The Mishna Brura (turn to the west to greet the shechina which is in the west) and the Aruch haShulchan (turn to the door) (both c. 1900) differ. R' B. Zilber (Oz Nidberu) tries to reconcile them, in terms of synagogue construction. He brings a third opinion explaining the "turn to the west" as non-literal, rather practical, to signal the mourners who are sitting in the western doorway that they can come in. He notes that shuls in the North of Israel, which should turn from South to North, actually turn to the West. So the reason must be to greet the Queen, Extra Soul, etc. from the kabbalistic reasons.
(MB and AhS deal with this in ch. 262).
The Yad Beit HaLevi notes that Sefardim in Tzfat would go out to the courtyard and turn to the West; in Galut this doesn't happen, but they still turn to the West, so it's clear that the whole thing is symbolic.

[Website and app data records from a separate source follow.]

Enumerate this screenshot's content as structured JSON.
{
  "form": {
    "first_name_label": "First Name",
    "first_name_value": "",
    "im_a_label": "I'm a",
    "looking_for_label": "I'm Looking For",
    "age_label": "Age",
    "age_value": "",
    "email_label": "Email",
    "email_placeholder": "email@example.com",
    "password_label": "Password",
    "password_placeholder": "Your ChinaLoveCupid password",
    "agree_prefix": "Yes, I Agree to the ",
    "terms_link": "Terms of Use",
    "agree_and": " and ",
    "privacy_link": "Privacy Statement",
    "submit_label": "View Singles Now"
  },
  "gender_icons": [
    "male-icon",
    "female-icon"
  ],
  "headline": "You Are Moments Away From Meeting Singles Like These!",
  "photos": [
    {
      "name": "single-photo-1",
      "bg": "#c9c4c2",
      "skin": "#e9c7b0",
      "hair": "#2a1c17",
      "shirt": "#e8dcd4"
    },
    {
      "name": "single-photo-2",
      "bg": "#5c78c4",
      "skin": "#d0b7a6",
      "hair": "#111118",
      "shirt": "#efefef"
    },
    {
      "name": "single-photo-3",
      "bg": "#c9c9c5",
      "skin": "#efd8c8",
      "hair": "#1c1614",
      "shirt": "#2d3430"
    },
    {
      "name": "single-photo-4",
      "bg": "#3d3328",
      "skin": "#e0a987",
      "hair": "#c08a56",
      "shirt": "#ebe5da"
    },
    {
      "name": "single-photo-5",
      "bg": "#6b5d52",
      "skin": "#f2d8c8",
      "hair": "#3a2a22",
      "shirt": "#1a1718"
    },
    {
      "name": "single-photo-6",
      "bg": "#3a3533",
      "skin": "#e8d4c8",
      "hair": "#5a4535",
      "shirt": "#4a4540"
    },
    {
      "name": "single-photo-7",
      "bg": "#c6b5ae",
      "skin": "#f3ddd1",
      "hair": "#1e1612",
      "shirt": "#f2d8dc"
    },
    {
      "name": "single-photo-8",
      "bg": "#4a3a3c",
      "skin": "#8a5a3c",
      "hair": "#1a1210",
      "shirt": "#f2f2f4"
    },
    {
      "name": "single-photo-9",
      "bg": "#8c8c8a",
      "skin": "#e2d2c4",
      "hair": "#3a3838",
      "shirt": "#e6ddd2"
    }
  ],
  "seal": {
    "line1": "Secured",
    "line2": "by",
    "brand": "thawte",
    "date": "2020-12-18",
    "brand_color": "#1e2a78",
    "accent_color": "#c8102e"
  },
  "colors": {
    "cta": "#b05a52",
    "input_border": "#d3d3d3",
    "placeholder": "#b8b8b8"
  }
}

R' Zilber notes that since the Torahs are more than 10 tefachim above the ground (I know shuls where they are not), and turning away is only prohibited to greet a friend, because it's like bowing to the friend (and away from the Torahs) it is not a problem to turn away from the Torahs for this (citing Levush 150; this Levush is also cited by R' Ezriel Hildesheimer, OH #22).
Hallamish concludes with a passage from the siddur Tikun Shabbat by R' Moshe b. Gershom of Zalshin, 1827, saying that one should say the last verse with great joy, facing west from which one gets the Extra Soul, and the Sabbath Queen, adornment of Her husband. This implies that the Shechinah/Sabbath Queen nourishes us with the Extra Soul.
(note: also posted to Mail-Jewish)